Lynn Anderson Remembered as ‘Delightful Force of Nature’ at Hall of Fame Exhibit
An exhibit about Lynn Anderson, Lynn Anderson: Keep Me in Mind, is now open at the Country Music Hall of Fame and Museum. The exhibit, which includes the gown Anderson wore for the cover of her Rose Garden album, her Grammys trophy for Best Country Female Vocal Performance for “Rose Garden,” the saddle Anderson used for equestrian events and various other items, became a way for both the country music industry and Anderson’s family to pay tribute to the late singer.
“It’s our calling, our duty and our honor to keep in mind the people who make the music, who laid the groundwork for our museum and for this city,” said Country Music Hall of Fame and Museum CEO Kyle Young at a reception on Tuesday night (Sept. 26) — what would have been Anderson’s 70th birthday — in honor of the exhibit. “No one who ever heard Lynn Anderson sing “(I Never Promised You a) Rose Garden” can forget the infectious melody of the hopeful, honest lyrics, both courtesy of the late, great Joe South, but the music doesn’t exist without the people who make it. In this museum, we devote ourselves to telling these people’s stories … As this exhibit makes clear, Lynn Anderson was a delightful force of nature.”
Anderson’s parents were both songwriters, and she grew up in the business.
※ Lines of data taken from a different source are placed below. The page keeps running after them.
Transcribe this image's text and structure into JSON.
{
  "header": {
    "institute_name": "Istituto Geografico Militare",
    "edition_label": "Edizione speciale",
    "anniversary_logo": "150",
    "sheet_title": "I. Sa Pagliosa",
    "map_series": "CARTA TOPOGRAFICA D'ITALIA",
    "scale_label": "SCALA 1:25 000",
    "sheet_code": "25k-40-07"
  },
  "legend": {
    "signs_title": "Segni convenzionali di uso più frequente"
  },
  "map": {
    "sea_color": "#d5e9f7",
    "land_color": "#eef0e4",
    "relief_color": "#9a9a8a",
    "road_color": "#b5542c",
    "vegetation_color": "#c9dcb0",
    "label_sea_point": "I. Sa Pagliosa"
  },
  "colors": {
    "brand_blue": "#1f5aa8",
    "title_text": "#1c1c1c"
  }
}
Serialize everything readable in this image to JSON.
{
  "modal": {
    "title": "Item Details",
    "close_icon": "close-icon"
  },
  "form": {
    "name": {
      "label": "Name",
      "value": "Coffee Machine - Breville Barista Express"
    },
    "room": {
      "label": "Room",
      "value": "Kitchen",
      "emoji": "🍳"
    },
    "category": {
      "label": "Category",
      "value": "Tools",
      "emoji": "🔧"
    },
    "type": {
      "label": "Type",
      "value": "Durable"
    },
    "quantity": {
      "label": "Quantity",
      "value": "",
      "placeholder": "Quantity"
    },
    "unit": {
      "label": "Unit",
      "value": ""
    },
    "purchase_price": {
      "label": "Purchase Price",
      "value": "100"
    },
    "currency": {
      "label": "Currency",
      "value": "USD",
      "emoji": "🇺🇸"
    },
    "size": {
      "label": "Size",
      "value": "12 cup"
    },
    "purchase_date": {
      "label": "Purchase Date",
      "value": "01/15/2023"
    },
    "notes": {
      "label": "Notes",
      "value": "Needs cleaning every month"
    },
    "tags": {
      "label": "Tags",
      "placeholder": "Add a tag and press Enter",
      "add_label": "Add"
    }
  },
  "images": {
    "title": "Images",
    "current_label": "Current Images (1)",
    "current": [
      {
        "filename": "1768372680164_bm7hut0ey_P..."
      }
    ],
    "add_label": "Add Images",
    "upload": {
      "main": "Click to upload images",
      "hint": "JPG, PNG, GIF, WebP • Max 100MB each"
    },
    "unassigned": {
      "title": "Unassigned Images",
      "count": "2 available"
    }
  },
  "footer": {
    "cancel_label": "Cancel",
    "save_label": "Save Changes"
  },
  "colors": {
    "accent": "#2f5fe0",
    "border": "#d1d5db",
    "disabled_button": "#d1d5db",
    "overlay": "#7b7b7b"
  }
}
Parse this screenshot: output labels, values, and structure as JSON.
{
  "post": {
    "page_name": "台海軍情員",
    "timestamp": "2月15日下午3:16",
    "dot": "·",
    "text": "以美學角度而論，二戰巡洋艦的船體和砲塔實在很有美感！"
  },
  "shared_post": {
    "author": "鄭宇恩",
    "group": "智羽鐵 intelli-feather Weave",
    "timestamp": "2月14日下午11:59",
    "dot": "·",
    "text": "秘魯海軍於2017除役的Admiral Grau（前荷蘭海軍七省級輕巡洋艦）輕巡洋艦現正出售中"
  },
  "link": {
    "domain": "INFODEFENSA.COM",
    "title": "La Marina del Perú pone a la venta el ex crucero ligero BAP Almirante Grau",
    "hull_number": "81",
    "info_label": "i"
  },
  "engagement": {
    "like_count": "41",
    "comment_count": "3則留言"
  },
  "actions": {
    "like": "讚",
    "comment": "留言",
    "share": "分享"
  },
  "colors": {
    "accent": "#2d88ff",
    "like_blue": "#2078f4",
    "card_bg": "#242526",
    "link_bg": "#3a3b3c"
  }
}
As both a country artist and a rider of horses, Young said, “Lynn was comfortable in the spotlight … She deserved the spotlight, and the spotlight deserved her. She and the spotlight favored each other. And she expanded the country music spotlight.”
“She was so strong-willed, so charming and so good as to be undeniable,” Young continued. “Lynn Anderson was smiling and dynamic. She was adventurous and well-rooted. She was tenacious and kind. And we will keep her and her songs in mind always.”
Anderson passed away in 2015 due to a heart attack. Her daughter, Lisa Sutton, spoke on her mother’s behalf, thanking both the Hall of Fame and the many family members who came out for the celebration. Sutton also commended her late mother for the groundbreaking work she did, especially at such a young age.
“She was on television, in everybody’s living room, at 20. What a responsibility that is. At 20, she’s on TV, and two weeks before she passed, she was on the Grand Ole Opry. For 50 years, she went strong,” Sutton shared. “I keep hearing all of this in Nashville right now: It’s the Country Music Hall of Fame’s 50th anniversary, NSAI’s 50th anniversary, CMA’s 50th anniversary. My mother was there every step.”
Lynn Anderson: Keep Me in Mind will be open through June 24, 2018. More information on the exhibit can be found on the Country Music Hall of Fame and Museum’s website.